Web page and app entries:
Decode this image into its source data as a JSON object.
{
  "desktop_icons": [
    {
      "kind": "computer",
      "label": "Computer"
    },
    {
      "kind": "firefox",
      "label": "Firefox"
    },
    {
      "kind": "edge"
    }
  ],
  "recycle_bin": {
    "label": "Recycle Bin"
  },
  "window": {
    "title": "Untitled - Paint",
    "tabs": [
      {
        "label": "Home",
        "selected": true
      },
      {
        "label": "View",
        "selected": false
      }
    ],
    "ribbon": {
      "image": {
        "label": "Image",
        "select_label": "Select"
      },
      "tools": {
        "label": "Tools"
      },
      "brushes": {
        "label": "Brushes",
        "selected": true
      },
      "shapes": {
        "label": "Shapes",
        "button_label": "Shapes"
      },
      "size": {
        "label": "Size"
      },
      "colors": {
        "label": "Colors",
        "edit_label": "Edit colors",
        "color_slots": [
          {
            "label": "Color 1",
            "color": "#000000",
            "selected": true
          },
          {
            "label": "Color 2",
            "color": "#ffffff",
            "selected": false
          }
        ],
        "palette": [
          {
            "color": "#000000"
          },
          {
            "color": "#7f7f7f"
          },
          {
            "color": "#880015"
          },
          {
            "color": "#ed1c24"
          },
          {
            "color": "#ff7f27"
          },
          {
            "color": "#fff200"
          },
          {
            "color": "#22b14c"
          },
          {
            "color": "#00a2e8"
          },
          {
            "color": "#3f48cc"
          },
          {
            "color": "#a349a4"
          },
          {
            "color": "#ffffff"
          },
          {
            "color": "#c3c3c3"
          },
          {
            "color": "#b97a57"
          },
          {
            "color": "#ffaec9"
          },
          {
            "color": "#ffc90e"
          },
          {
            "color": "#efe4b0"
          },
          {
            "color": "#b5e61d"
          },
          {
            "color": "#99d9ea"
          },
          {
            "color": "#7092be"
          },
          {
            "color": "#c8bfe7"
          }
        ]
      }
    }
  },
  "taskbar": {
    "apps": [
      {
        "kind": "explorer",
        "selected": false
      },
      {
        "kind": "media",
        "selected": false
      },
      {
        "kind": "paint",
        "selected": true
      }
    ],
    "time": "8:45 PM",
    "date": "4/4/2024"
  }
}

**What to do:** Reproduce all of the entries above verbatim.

**Written solution:**
Decode this image into its source data as a JSON object.
{
  "desktop_icons": [
    {
      "kind": "computer",
      "label": "Computer"
    },
    {
      "kind": "firefox",
      "label": "Firefox"
    },
    {
      "kind": "edge"
    }
  ],
  "recycle_bin": {
    "label": "Recycle Bin"
  },
  "window": {
    "title": "Untitled - Paint",
    "tabs": [
      {
        "label": "Home",
        "selected": true
      },
      {
        "label": "View",
        "selected": false
      }
    ],
    "ribbon": {
      "image": {
        "label": "Image",
        "select_label": "Select"
      },
      "tools": {
        "label": "Tools"
      },
      "brushes": {
        "label": "Brushes",
        "selected": true
      },
      "shapes": {
        "label": "Shapes",
        "button_label": "Shapes"
      },
      "size": {
        "label": "Size"
      },
      "colors": {
        "label": "Colors",
        "edit_label": "Edit colors",
        "color_slots": [
          {
            "label": "Color 1",
            "color": "#000000",
            "selected": true
          },
          {
            "label": "Color 2",
            "color": "#ffffff",
            "selected": false
          }
        ],
        "palette": [
          {
            "color": "#000000"
          },
          {
            "color": "#7f7f7f"
          },
          {
            "color": "#880015"
          },
          {
            "color": "#ed1c24"
          },
          {
            "color": "#ff7f27"
          },
          {
            "color": "#fff200"
          },
          {
            "color": "#22b14c"
          },
          {
            "color": "#00a2e8"
          },
          {
            "color": "#3f48cc"
          },
          {
            "color": "#a349a4"
          },
          {
            "color": "#ffffff"
          },
          {
            "color": "#c3c3c3"
          },
          {
            "color": "#b97a57"
          },
          {
            "color": "#ffaec9"
          },
          {
            "color": "#ffc90e"
          },
          {
            "color": "#efe4b0"
          },
          {
            "color": "#b5e61d"
          },
          {
            "color": "#99d9ea"
          },
          {
            "color": "#7092be"
          },
          {
            "color": "#c8bfe7"
          }
        ]
      }
    }
  },
  "taskbar": {
    "apps": [
      {
        "kind": "explorer",
        "selected": false
      },
      {
        "kind": "media",
        "selected": false
      },
      {
        "kind": "paint",
        "selected": true
      }
    ],
    "time": "8:45 PM",
    "date": "4/4/2024"
  }
}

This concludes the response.